About this exercise »
Among the entries that follow, find every line with the word "name" and list it.

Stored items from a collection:

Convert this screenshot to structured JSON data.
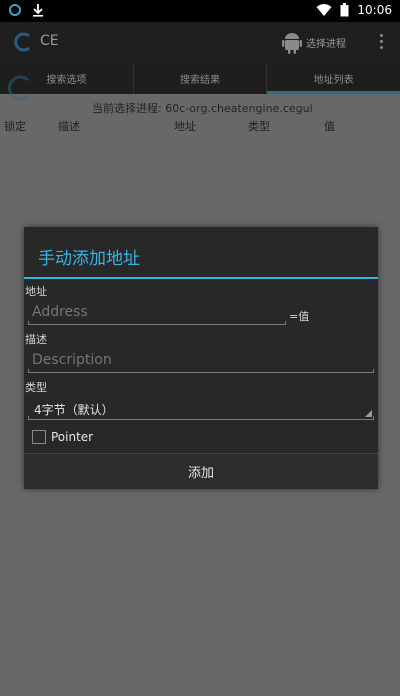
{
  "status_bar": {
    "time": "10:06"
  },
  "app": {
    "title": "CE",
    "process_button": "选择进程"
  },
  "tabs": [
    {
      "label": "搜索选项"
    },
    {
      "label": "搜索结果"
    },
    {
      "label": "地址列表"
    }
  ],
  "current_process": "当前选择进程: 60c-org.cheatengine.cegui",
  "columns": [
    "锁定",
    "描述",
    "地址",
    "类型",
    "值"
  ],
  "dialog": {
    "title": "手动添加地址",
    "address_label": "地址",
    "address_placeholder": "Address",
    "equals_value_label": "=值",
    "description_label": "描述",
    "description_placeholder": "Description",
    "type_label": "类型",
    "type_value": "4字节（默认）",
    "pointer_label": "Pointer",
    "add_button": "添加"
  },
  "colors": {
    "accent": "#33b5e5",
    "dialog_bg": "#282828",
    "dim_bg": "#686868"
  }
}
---
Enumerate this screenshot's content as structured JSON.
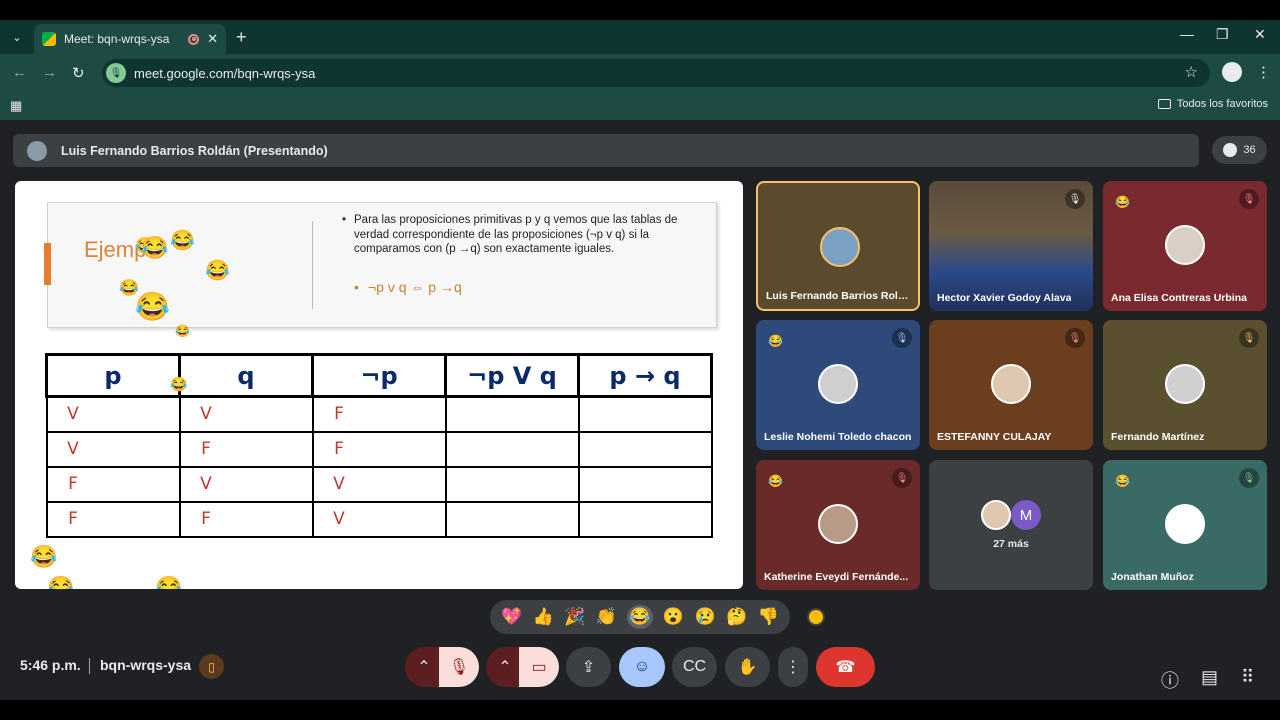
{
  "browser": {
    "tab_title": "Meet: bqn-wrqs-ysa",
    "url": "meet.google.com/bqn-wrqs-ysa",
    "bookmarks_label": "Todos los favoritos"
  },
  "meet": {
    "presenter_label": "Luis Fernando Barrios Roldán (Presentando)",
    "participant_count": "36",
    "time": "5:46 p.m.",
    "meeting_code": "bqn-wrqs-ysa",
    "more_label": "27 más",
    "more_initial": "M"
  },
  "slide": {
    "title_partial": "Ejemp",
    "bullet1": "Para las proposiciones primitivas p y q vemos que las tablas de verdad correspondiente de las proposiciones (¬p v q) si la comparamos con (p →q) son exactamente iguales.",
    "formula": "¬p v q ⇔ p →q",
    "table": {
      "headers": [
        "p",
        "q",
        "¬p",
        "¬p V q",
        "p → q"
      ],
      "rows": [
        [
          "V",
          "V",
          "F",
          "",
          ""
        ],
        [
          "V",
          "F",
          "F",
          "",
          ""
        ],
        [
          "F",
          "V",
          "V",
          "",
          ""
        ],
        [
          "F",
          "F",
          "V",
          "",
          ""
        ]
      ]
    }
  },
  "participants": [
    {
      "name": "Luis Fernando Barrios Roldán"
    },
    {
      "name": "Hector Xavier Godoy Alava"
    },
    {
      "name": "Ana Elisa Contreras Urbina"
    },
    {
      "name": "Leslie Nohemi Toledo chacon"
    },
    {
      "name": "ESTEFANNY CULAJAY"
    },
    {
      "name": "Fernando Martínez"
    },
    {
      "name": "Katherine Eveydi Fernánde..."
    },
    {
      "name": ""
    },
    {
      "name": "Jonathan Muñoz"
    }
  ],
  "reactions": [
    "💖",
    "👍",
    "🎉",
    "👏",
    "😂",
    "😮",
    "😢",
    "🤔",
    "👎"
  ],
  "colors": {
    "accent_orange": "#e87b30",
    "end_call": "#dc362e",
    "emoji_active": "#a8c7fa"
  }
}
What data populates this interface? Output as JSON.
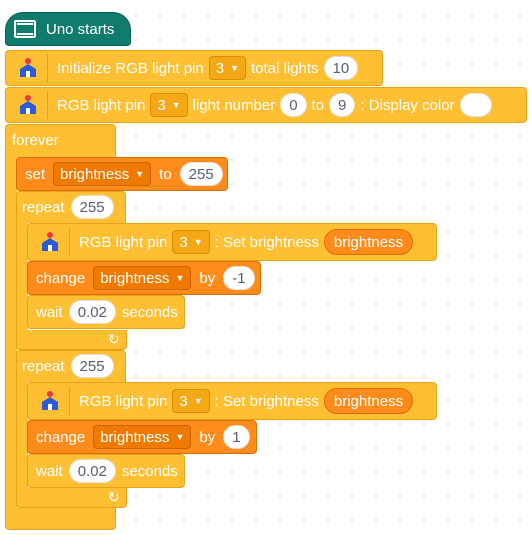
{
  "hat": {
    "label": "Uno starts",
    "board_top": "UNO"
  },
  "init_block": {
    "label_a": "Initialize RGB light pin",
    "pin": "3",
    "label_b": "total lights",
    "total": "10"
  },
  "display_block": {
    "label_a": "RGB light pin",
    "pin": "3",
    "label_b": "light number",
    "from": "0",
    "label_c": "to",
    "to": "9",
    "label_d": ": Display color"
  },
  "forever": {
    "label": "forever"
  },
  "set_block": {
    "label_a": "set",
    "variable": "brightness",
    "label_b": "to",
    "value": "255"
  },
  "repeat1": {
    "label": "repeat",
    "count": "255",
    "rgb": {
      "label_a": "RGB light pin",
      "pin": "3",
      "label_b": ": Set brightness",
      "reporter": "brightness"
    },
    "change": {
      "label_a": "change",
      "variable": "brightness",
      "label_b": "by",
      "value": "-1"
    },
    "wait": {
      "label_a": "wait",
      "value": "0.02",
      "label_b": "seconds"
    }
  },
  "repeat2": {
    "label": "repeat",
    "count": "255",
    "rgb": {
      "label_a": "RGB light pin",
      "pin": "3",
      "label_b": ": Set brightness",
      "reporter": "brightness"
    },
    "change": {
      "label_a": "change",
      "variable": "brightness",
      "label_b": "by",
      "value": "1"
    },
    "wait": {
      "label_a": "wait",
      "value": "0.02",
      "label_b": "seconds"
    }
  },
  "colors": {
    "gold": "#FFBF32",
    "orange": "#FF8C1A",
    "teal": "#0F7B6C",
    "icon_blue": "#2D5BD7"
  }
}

Expected output »
      "name": "Luis Fernando Barrios Roldán"
      "name": "Hector Xavier Godoy Alava"
      "name": "Ana Elisa Contreras Urbina"
      "name": "Leslie Nohemi Toledo chacon"
      "name": "ESTEFANNY CULAJAY"
      "name": "Fernando Martínez"
      "name": "Katherine Eveydi Fernánde..."
      "name": ""
      "name": "Jonathan Muñoz"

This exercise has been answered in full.